A Desert Storm veteran, he felt well enough to ride his motorcycle to attend the recent memorial service in Kannapolis for Green Beret Donnie Shue.
Sandra has bounced back nicely since the surgery. “She’s doing extraordinarily well,” says Traci, who handled her mother’s financial commitments during the three months that she had to be in Philadelphia, before and after the surgery.
While Sandra was in Philadelphia, an extended absence, Christy took care of her mother’s home.
After the fear that their mother would not survive, the three children were thrilled to have her home in time for Easter.
“She looks and feels so much better,” Christy says.
“I feel great,” Sandra says. “I can move a whole lot better. I’m getting stronger.”
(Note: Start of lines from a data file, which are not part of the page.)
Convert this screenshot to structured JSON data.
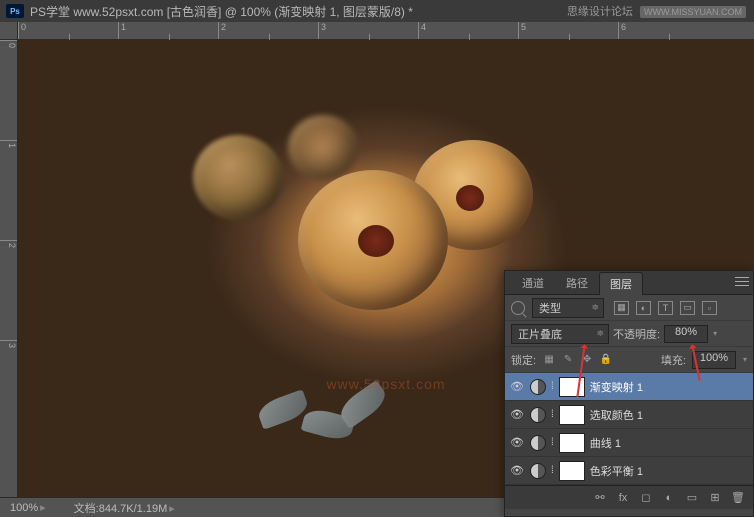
{
  "title": {
    "ps_logo": "Ps",
    "text": "PS学堂  www.52psxt.com [古色润香] @ 100% (渐变映射 1, 图层蒙版/8) *"
  },
  "watermark": {
    "text1": "思缘设计论坛",
    "text2": "WWW.MISSYUAN.COM",
    "canvas": "www.52psxt.com"
  },
  "ruler_h": [
    "0",
    "1",
    "2",
    "3",
    "4",
    "5",
    "6"
  ],
  "ruler_v": [
    "0",
    "1",
    "2",
    "3"
  ],
  "status": {
    "zoom": "100%",
    "doc_label": "文档:",
    "doc_value": "844.7K/1.19M"
  },
  "panel": {
    "tabs": {
      "channels": "通道",
      "paths": "路径",
      "layers": "图层"
    },
    "kind": "类型",
    "filter_T": "T",
    "blend_mode": "正片叠底",
    "opacity_label": "不透明度:",
    "opacity_value": "80%",
    "lock_label": "锁定:",
    "fill_label": "填充:",
    "fill_value": "100%",
    "layers": [
      {
        "name": "渐变映射 1",
        "selected": true
      },
      {
        "name": "选取颜色 1",
        "selected": false
      },
      {
        "name": "曲线 1",
        "selected": false
      },
      {
        "name": "色彩平衡 1",
        "selected": false
      }
    ],
    "footer_fx": "fx"
  }
}
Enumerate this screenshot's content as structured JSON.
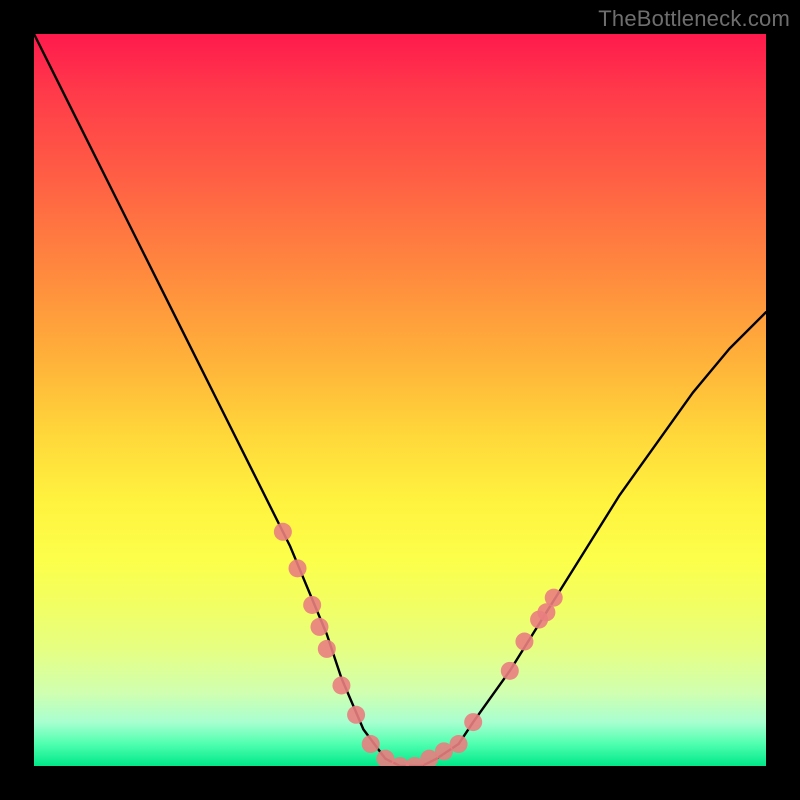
{
  "watermark": "TheBottleneck.com",
  "chart_data": {
    "type": "line",
    "title": "",
    "xlabel": "",
    "ylabel": "",
    "xlim": [
      0,
      100
    ],
    "ylim": [
      0,
      100
    ],
    "grid": false,
    "legend": false,
    "series": [
      {
        "name": "bottleneck-curve",
        "x": [
          0,
          5,
          10,
          15,
          20,
          25,
          30,
          35,
          40,
          42,
          45,
          48,
          50,
          53,
          55,
          58,
          60,
          65,
          70,
          75,
          80,
          85,
          90,
          95,
          100
        ],
        "y": [
          100,
          90,
          80,
          70,
          60,
          50,
          40,
          30,
          18,
          12,
          5,
          1,
          0,
          0,
          1,
          3,
          6,
          13,
          21,
          29,
          37,
          44,
          51,
          57,
          62
        ]
      }
    ],
    "markers": [
      {
        "x": 34,
        "y": 32,
        "name": "data-point"
      },
      {
        "x": 36,
        "y": 27,
        "name": "data-point"
      },
      {
        "x": 38,
        "y": 22,
        "name": "data-point"
      },
      {
        "x": 39,
        "y": 19,
        "name": "data-point"
      },
      {
        "x": 40,
        "y": 16,
        "name": "data-point"
      },
      {
        "x": 42,
        "y": 11,
        "name": "data-point"
      },
      {
        "x": 44,
        "y": 7,
        "name": "data-point"
      },
      {
        "x": 46,
        "y": 3,
        "name": "data-point"
      },
      {
        "x": 48,
        "y": 1,
        "name": "data-point"
      },
      {
        "x": 50,
        "y": 0,
        "name": "data-point"
      },
      {
        "x": 52,
        "y": 0,
        "name": "data-point"
      },
      {
        "x": 54,
        "y": 1,
        "name": "data-point"
      },
      {
        "x": 56,
        "y": 2,
        "name": "data-point"
      },
      {
        "x": 58,
        "y": 3,
        "name": "data-point"
      },
      {
        "x": 60,
        "y": 6,
        "name": "data-point"
      },
      {
        "x": 65,
        "y": 13,
        "name": "data-point"
      },
      {
        "x": 67,
        "y": 17,
        "name": "data-point"
      },
      {
        "x": 69,
        "y": 20,
        "name": "data-point"
      },
      {
        "x": 70,
        "y": 21,
        "name": "data-point"
      },
      {
        "x": 71,
        "y": 23,
        "name": "data-point"
      }
    ],
    "marker_color": "#e97e80",
    "curve_color": "#000000",
    "gradient_stops": [
      {
        "pos": 0.0,
        "color": "#ff1a4d"
      },
      {
        "pos": 0.5,
        "color": "#ffd33a"
      },
      {
        "pos": 0.75,
        "color": "#fcff4a"
      },
      {
        "pos": 1.0,
        "color": "#00e888"
      }
    ]
  }
}
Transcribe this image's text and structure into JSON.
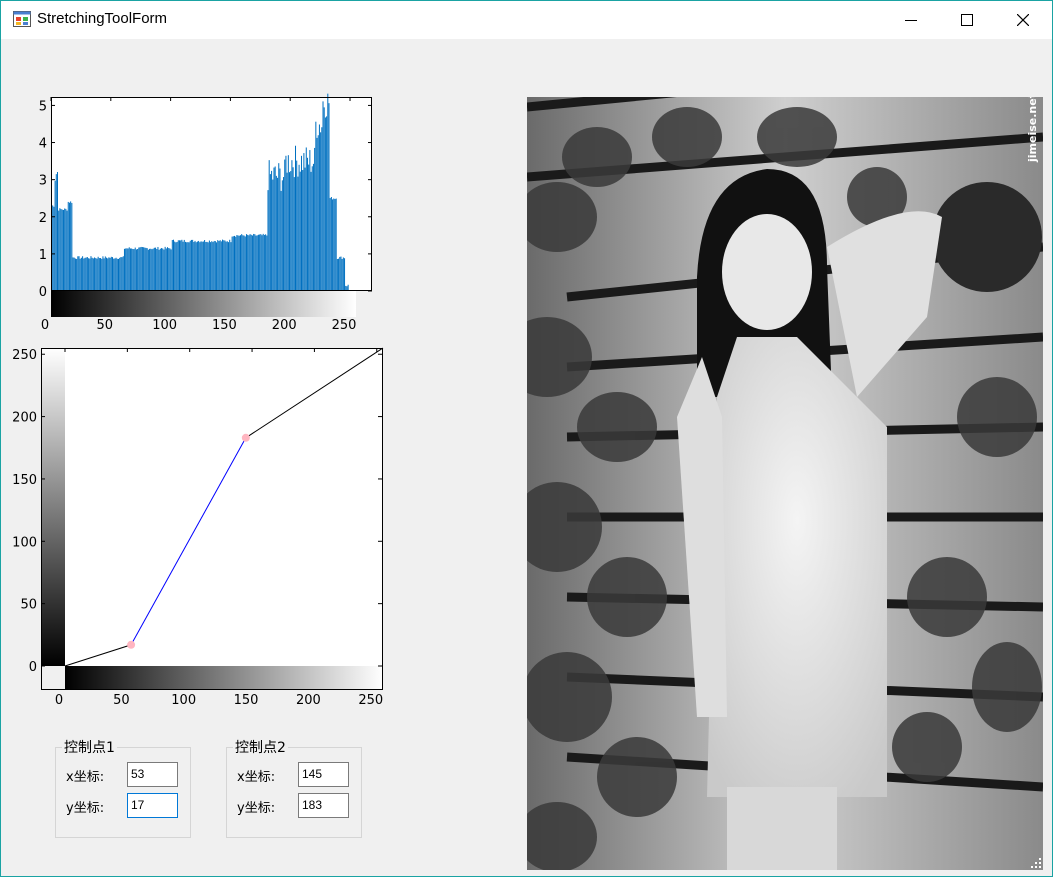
{
  "window": {
    "title": "StretchingToolForm",
    "border_color": "#1aa3a3",
    "buttons": [
      "minimize",
      "maximize",
      "close"
    ]
  },
  "histogram": {
    "y_ticks": [
      "0",
      "1",
      "2",
      "3",
      "4",
      "5"
    ],
    "x_ticks": [
      "0",
      "50",
      "100",
      "150",
      "200",
      "250"
    ],
    "bar_color": "#0070c0",
    "chart_data": {
      "type": "bar",
      "xlim": [
        0,
        255
      ],
      "ylim": [
        0,
        5.2
      ],
      "segments": [
        {
          "x": [
            0,
            2
          ],
          "value": 2.3
        },
        {
          "x": [
            3,
            5
          ],
          "value": 3.2
        },
        {
          "x": [
            6,
            13
          ],
          "value": 2.2
        },
        {
          "x": [
            14,
            17
          ],
          "value": 2.4
        },
        {
          "x": [
            18,
            60
          ],
          "value": 0.9
        },
        {
          "x": [
            61,
            100
          ],
          "value": 1.15
        },
        {
          "x": [
            101,
            150
          ],
          "value": 1.35
        },
        {
          "x": [
            151,
            180
          ],
          "value": 1.5
        },
        {
          "x": [
            181,
            195
          ],
          "value": 3.1
        },
        {
          "x": [
            196,
            220
          ],
          "value": 3.5
        },
        {
          "x": [
            221,
            226
          ],
          "value": 4.5
        },
        {
          "x": [
            227,
            232
          ],
          "value": 5.1
        },
        {
          "x": [
            233,
            238
          ],
          "value": 2.5
        },
        {
          "x": [
            239,
            245
          ],
          "value": 0.9
        },
        {
          "x": [
            246,
            248
          ],
          "value": 0.15
        }
      ]
    }
  },
  "curve": {
    "y_ticks": [
      "0",
      "50",
      "100",
      "150",
      "200",
      "250"
    ],
    "x_ticks": [
      "0",
      "50",
      "100",
      "150",
      "200",
      "250"
    ],
    "line_color": "#000000",
    "middle_color": "#0000ff",
    "point_color": "#ffb6c1",
    "chart_data": {
      "type": "line",
      "xlim": [
        0,
        255
      ],
      "ylim": [
        0,
        255
      ],
      "points": [
        [
          0,
          0
        ],
        [
          53,
          17
        ],
        [
          145,
          183
        ],
        [
          255,
          255
        ]
      ]
    }
  },
  "control_points": [
    {
      "title": "控制点1",
      "x_label": "x坐标:",
      "y_label": "y坐标:",
      "x_value": "53",
      "y_value": "17"
    },
    {
      "title": "控制点2",
      "x_label": "x坐标:",
      "y_label": "y坐标:",
      "x_value": "145",
      "y_value": "183"
    }
  ],
  "photo": {
    "watermark": "jimeise.net"
  }
}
She does tire easily, she says, but she’s hoping that will improve with time.
Before the surgery, her lungs would fill up with fluid, which would then need to be drained.
That’s happened only once since the transplant — an improvement.
Of course her life is a bit more complicated than before. She has to take many medications to prevent her body from rejecting the liver.
And because of the immuno-supressing drugs, she’s had to give up some things she enjoys, like being in the sun (she’s more susceptible to skin cancer now) and working in the garden — since there is bacteria in the dirt that could make her sick, she’s told.
Traci and Christy are grateful to Kevin for putting himself at risk and enduing a painful surgery and recovery for their mother’s benefit.
“I am very thankful to my brother for undergoing a potentially dangerous surgery which has allowed our mom to be around for hopefully years to come,” Traci says.
Sandra says she has found tremendous support from her church family at St. Luke’s Reformed Church. Her pastor, Johnny Boggs, and wife Kathy travelled to Philadelphia to assist her, and church member Rajaa Samter stayed with Sandra in Philadelphia for five weeks after her surgery, helping her to cook, clean and change her bandages.
Through the National Living Donor Assistance Program, Kevin got some financial assistance to help defray some of his travel costs, although it didn’t cover everything.
To help Sandra and Kevin with costs they have incurred related to the surgeries, a benefit is scheduled for May 28 at the Faith Legion, with barbeque provided by Wink’s.
Tickets are $9 and are for pork barbeque or chicken plates with drink.
If you’re interested in buying a ticket, you can call Kevin at 704-433-7854 or email him at email@example.com.